Roland Garros was central to Henin’s story from the start. Not only had her mother taken her to the clay-court major as a child, but Henin won the girls’ title just after her 15th birthday in 1997. Four years later, she burst into prominence on the terre battue, reaching her first Grand Slam semifinal and falling to Kim Clijsters in a 2-6, 7-5, 6-3 thriller after having led 6-2, 4-2.
In 2003, a 21-year-old Henin would win the first Grand Slam title of her career on the same courts, battling back from 4-2 down in the third set to snap Serena Williams’ 33-match major-tournament winning streak in the semifinals, 6-2, 4-6, 7-5, before cruising past countrywoman Clijsters in the final, 6-0, 6-4.
“It was an emotional match for me,” Henin said of the final. “I went for that win with all my heart.”
Justine Henin on Serena Williams:
The Belgian would lift the Coupe Suzanne Lenglen another three times, winning all of the finals in straight sets. She beat Mary Pierce for the 2005 title, 6-1, 6-1; Svetlana Kuznetsova for the 2006 title, 6-4, 6-4; and Ana Ivanovic for the 2007 crown, 6-1, 6-2. She’s one of only three women in the Open Era to win the French Open four or more times, alongside Chris Evert and Steffi Graf, and one of only two women in the Open Era to capture the title three consecutive years, alongside Monica Seles.
And that’s just the tip of the iceberg of Henin’s resume—she also won the 2003 US Open, the 2004 Australian Open and the 2007 US Open to bring her career haul to seven Grand Slam titles. She spent a total of 117 career weeks at No. 1, one of only seven women to hit triple digits in that stat.
She’s also an Olympic champion, capturing the gold medal at the Athens Olympics in 2004.
But year after year, Henin created her best memories at Roland Garros, and it may all have stemmed back from a promise she made to her mother as they watched the 1992 final together.
“When I was 10, I was watching that match, Graf against Seles. I was just a few meters from the court. I said to my mom, ‘One day I will be on this court and I will win the tournament.’ She looked at me like, ‘Yeah, yeah, you can dream a little bit.’ But I was so convinced and determined. There was no question. That was my destiny.
"When it happened, my mom wasn’t there—she passed away. But it was like a promise I could take. So it was of course emotional, but also a very good memory for me.”
Henin: Roland Garros is my second home
Henin abruptly went into retirement just before the 2008 French Open, but she competed at the event one final time during her year-long comeback in 2010, reaching the fourth round before falling to eventual runner-up Sam Stosur.
Since her final retirement in 2011, Henin has stayed engaged with tennis through her academy and coaching, and she’s become a mother of two.
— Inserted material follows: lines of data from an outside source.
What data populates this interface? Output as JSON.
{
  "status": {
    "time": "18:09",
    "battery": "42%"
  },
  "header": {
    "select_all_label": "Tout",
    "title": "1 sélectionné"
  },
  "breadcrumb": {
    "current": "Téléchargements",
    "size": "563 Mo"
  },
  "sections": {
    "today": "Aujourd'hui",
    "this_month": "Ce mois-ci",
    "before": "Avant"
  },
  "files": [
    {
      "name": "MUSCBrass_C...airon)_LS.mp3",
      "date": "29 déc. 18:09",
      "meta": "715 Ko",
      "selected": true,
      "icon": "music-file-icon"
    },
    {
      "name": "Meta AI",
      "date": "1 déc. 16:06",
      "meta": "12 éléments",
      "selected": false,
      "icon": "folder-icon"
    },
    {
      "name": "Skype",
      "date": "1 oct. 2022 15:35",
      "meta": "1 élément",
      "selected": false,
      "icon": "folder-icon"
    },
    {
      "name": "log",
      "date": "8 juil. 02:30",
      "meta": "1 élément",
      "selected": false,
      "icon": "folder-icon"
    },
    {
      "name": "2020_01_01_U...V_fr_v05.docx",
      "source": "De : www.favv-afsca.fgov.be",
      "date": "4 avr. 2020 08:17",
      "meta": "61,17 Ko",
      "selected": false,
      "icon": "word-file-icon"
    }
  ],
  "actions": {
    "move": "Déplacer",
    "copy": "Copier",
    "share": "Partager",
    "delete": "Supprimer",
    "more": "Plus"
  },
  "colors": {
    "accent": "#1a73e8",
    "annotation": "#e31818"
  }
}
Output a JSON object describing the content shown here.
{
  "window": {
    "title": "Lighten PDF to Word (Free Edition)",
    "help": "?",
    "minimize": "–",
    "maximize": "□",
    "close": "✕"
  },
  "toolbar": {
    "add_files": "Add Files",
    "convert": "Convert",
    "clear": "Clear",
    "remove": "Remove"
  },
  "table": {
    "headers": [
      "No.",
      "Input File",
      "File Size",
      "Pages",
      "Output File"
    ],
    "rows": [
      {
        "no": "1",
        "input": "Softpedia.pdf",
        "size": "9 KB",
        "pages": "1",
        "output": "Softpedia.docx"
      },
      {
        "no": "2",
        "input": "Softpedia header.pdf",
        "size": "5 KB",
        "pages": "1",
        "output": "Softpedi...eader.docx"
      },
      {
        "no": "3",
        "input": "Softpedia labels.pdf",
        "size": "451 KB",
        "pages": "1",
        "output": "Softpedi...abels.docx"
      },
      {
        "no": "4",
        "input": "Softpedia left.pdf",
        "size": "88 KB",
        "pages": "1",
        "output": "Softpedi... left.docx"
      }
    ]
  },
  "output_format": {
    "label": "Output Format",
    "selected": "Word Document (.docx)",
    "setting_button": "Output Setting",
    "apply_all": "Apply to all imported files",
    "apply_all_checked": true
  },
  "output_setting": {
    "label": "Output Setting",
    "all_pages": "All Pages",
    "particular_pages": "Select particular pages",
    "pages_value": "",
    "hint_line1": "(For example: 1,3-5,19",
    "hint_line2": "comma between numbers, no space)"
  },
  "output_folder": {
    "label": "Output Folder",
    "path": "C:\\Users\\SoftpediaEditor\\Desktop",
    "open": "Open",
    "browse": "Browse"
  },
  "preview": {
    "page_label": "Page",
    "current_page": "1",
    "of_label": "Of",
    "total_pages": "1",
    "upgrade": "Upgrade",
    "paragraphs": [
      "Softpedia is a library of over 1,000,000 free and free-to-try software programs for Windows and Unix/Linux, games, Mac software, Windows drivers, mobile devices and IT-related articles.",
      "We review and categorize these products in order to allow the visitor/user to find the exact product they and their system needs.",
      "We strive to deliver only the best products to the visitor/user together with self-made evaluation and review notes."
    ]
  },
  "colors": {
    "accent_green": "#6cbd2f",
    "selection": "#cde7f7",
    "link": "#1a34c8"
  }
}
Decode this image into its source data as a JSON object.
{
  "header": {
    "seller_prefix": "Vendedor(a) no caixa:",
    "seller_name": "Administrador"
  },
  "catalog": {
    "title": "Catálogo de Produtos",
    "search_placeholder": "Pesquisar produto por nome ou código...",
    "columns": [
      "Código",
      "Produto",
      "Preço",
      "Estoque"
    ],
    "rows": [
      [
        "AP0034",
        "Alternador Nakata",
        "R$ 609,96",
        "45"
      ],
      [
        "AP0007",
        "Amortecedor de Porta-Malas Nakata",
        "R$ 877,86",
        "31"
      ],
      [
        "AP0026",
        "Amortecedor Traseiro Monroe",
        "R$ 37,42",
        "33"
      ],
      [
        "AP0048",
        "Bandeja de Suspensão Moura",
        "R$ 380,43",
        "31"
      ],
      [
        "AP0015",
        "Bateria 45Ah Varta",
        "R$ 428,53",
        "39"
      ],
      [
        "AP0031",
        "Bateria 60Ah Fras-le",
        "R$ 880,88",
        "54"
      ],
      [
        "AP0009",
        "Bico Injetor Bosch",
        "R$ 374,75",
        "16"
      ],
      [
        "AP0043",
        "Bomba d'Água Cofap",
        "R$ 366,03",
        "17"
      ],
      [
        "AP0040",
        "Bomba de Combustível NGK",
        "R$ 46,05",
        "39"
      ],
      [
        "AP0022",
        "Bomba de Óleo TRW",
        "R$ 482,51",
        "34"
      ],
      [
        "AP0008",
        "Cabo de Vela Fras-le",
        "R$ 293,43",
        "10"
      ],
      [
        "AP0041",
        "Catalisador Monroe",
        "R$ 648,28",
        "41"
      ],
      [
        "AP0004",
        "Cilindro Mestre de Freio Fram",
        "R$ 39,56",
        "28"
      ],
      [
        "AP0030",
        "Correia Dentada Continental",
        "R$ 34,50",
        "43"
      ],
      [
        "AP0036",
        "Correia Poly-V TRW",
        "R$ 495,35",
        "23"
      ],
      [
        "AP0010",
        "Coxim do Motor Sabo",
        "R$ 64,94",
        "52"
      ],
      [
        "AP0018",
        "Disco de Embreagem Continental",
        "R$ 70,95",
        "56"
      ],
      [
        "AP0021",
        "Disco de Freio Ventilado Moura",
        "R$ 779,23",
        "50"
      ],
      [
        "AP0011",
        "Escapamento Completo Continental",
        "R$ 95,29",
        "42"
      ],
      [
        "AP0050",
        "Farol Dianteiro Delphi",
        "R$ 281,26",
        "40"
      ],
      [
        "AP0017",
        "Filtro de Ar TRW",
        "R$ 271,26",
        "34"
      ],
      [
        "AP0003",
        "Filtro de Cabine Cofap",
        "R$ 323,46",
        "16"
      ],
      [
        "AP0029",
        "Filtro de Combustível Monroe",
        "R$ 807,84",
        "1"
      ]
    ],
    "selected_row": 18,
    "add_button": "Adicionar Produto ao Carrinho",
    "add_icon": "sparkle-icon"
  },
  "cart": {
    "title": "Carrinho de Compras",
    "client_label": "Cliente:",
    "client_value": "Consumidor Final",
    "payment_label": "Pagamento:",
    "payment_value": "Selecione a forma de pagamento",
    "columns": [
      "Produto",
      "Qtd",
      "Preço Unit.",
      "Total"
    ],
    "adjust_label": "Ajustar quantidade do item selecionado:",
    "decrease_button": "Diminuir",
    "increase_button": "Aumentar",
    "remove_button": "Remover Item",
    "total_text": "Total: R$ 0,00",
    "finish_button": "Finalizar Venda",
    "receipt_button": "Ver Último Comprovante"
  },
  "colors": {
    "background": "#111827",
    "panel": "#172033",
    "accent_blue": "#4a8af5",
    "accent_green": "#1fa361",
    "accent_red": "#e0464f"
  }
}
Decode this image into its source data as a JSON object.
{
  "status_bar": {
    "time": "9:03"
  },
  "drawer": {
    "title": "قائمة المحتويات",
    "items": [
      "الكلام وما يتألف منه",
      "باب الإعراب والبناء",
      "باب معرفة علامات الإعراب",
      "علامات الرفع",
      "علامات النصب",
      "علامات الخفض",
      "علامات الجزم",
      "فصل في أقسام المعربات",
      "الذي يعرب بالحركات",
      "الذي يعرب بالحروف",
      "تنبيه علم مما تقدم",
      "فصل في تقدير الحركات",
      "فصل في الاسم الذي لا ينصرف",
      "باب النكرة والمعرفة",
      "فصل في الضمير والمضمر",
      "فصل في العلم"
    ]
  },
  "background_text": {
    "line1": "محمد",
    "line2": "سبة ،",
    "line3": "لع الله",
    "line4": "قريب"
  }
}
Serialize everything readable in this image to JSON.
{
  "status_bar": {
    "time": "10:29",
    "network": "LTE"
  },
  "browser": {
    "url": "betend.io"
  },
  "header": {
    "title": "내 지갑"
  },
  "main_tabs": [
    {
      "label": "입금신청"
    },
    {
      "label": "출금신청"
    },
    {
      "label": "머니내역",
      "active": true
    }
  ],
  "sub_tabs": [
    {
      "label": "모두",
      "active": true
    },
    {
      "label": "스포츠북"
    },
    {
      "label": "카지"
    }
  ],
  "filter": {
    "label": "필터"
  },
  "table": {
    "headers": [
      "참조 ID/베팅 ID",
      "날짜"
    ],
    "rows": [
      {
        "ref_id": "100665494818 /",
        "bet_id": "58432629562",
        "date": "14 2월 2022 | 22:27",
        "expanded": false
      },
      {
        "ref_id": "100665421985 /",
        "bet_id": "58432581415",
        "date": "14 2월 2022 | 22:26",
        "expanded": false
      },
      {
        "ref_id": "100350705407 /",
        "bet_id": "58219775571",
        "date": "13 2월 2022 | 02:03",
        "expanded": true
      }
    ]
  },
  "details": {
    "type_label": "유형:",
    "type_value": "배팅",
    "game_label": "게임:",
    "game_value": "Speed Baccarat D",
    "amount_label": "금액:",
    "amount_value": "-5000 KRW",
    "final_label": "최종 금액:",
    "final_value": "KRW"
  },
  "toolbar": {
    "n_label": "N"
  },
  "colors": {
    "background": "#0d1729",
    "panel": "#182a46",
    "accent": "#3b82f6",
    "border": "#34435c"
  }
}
She’s been working in television, as well.
The Belgian was also inducted into the International Tennis Hall of Fame in 2016.